Emerald Ash Borer
Emerald Ash Borer found in Tioga County
(9-27-12) The Emerald Ash Borer (EAB) in Tioga County has been confirmed by the USDA Animal Plant Health Inspection Service (APHIS), New York State Department of Environmental Conservation (DEC) Commissioner Joe Martens confirmed in this news release. The EAB was found in a DEC-deployed trap two miles from the Pennsylvania border and six miles from the Chemung County border in the southwestern corner of Tioga County. Chemung County and all of Pennsylvania are under state and Federal EAB quarantine. A single adult EAB was found in one of the thousands of purple detection traps that are placed around the state this summer.
ABOUT THE EMERALD ASH BORER
The Emerald Ash Borer (EAB) Agrilus planipennis Fairmaire is an invasive, wood boring beetle native to Asia that feeds on and eventually kills all species of Ash. The EAB was first found in North America in 2002 near Detroit and since has spread to 13 states and two Canadian provinces, killing hundreds of millions of Ash trees in rural and urban settings. In June 2009, EAB was found in Randolph, NY and as of October 2011 has been found in Orange, Erie, Cattaraugus, Steuben, Ulster, Monroe, Genesee, Livingston and Greene Counties.
Firewood Quarantine & REGULATIONS
The NYS Dept. of Environmental Conservation (DEC) has issued a regulation that makes it illegal to bring firewood into New York unless it has been heat treated to kill EAB and other potentially invasive species. The regulation also limits the transportation of untreated firewood to less than 50 miles from its source. In addition, the DEC and Dept. of Agriculture & Markets (DAM) have implemented a quarantine of 19 counties that prohibits the movement of ash seedlings, trees, logs, boards, wood chips and other plant parts within and beyond these counties without certification or compliance agreements issue by DAM. View a Map of Quarantine zones & EAB Risk Areas on the web site of NY Invasive Species Clearing House (NYISCH) at Cornell University.
EAB LIFE CYCLE
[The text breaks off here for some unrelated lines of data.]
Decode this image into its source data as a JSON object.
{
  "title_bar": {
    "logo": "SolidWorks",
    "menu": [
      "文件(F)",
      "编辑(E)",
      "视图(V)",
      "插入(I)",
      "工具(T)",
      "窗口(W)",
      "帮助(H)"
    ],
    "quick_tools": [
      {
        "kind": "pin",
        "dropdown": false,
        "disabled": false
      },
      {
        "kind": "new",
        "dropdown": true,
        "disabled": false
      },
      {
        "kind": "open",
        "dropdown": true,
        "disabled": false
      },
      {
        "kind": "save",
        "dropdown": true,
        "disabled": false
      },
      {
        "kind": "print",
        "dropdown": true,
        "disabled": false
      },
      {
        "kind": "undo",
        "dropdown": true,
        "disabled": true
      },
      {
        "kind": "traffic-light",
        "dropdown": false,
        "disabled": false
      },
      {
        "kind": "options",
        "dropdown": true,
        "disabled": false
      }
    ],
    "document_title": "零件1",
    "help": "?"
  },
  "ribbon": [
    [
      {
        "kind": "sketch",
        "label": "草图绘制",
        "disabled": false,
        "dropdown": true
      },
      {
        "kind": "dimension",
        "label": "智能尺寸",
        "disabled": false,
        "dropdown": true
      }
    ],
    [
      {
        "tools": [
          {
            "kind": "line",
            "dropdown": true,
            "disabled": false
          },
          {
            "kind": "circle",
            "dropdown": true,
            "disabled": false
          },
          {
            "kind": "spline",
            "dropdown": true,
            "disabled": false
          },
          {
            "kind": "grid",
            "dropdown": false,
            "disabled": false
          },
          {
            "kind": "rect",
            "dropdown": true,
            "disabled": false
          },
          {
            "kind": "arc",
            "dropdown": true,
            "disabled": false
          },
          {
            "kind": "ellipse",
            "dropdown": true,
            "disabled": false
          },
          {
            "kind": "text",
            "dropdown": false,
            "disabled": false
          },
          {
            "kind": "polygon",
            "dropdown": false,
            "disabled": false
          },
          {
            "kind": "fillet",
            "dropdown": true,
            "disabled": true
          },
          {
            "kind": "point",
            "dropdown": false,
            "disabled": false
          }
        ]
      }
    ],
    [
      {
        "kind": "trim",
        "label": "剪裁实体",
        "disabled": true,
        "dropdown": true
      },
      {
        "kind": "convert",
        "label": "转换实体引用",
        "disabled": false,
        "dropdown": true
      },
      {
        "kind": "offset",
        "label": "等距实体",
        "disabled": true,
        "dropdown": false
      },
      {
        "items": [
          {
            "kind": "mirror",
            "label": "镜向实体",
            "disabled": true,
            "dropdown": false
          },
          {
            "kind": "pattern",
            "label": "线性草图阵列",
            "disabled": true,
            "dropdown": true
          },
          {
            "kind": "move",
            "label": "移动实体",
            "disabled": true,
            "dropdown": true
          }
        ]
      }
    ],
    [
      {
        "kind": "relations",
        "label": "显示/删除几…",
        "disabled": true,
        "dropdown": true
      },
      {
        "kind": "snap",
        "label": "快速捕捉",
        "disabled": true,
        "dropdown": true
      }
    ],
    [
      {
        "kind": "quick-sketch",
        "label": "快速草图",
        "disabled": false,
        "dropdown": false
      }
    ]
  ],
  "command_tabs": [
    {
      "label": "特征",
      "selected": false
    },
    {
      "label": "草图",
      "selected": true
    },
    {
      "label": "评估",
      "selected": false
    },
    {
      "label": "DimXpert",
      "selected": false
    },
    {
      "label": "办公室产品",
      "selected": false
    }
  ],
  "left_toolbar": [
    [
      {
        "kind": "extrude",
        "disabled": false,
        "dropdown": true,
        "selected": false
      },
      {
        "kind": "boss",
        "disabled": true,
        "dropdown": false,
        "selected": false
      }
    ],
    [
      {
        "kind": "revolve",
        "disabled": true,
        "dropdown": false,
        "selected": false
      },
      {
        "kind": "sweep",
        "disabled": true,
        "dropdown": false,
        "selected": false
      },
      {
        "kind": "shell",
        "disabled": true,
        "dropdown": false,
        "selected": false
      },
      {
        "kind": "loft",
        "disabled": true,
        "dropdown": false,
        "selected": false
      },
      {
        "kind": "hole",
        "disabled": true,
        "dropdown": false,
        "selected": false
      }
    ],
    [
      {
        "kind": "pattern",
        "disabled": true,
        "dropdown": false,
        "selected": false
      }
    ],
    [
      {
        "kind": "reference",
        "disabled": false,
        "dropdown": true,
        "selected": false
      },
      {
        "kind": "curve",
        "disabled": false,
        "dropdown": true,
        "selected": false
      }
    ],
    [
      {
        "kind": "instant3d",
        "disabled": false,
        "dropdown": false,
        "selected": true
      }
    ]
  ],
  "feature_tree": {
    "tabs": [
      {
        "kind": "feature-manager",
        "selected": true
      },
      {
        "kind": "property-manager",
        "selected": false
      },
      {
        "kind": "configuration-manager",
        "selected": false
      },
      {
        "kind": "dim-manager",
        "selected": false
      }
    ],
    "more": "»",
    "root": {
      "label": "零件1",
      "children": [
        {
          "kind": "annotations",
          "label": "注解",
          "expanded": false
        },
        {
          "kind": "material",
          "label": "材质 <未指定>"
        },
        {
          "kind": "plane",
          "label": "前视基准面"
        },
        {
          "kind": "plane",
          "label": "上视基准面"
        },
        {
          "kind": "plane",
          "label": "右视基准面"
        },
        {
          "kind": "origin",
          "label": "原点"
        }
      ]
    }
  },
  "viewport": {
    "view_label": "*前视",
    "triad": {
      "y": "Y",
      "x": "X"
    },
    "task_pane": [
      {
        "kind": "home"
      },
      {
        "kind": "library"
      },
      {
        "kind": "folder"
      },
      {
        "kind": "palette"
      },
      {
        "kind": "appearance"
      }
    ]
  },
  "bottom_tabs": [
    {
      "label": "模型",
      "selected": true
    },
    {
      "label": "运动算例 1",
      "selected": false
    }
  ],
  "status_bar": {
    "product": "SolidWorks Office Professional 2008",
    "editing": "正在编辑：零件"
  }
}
Females lay eggs 2 weeks after emergence. During this time, adults feed on the leaves, making them irregularly notched. Eggs are initially light-yellow, turning to brownishyellow before hatching. Eggs hatch in 1-2 weeks, and the tiny larvae bore through the bark and into the cambium layer. The creamy white larvae are 1 - 1 1/4 inches long with flat, broad, segmented bodies. Larvae feed in the cambium creating S-shaped, frass-packed tunnels. Adults begin emerging in mid-June leaving 0.1 - 0.2 inches "D" shaped emergence holes. It is a small, brassy-green, metallic woodboring beetle measuring 1/3 to 1/2 inches in length. Vertical splits in the bark are created by the tree forming callus tissue in response to larval feeding. The damage by the larvae causes general yellowing and thinning of the foliage followed by crown dieback and the eventual death of the tree. Basal sprouting and the presence of woodpeckers may indicate wood-boring beetle activity. After 1 to 2 years of infestation, the bark often falls off in pieces from damaged trees, exposing the insect galleries. The life cycle in Michigan takes between 1-2 years (from: http://www.invasive.org/).
The NY Invasive Species Clearing House at Cornell University offers extensive pages on topics including: EAB biology; identification; hosts; signs and symptoms of EAB infestation; map of EAB spread; control options; resources specific to educators, homeowners, woodlot owners and municipal tree managers; local task force contacts; and how to report an EAB sighting.
emeraldashborer.info is another comprehensive website offered by The Cooperative Emerald Ash Borer Program, a collaboration of the USDA Forest Service, Michigan State University, Purdue University and Ohio State University to provide comprehensive, accurate and timely information on the emerald ash borer. The site includes: EAB University (a collection of free educational webinars about the Emerald Ash Borer and other invasive pests); information for homeowners; Frequently Asked Questions; EAB look-alikes; how to go about hiring an arborist or tree company; choosing replacement trees, and more.
National Ash Tree Seed Collection Initiative - an effort, sponsored by the USDA, to conserve ash seed for future generations
- How to Identify Ash Trees, Michigan State University Extension Bulletin E-2942
- Insecticide Options for Controlling EAB (16pp., 372kb PDF)
- "Emerald Ash Borer Invasion: How Can We Help Slow the Spread?" a feature article by Cornell University Cooperative Extension.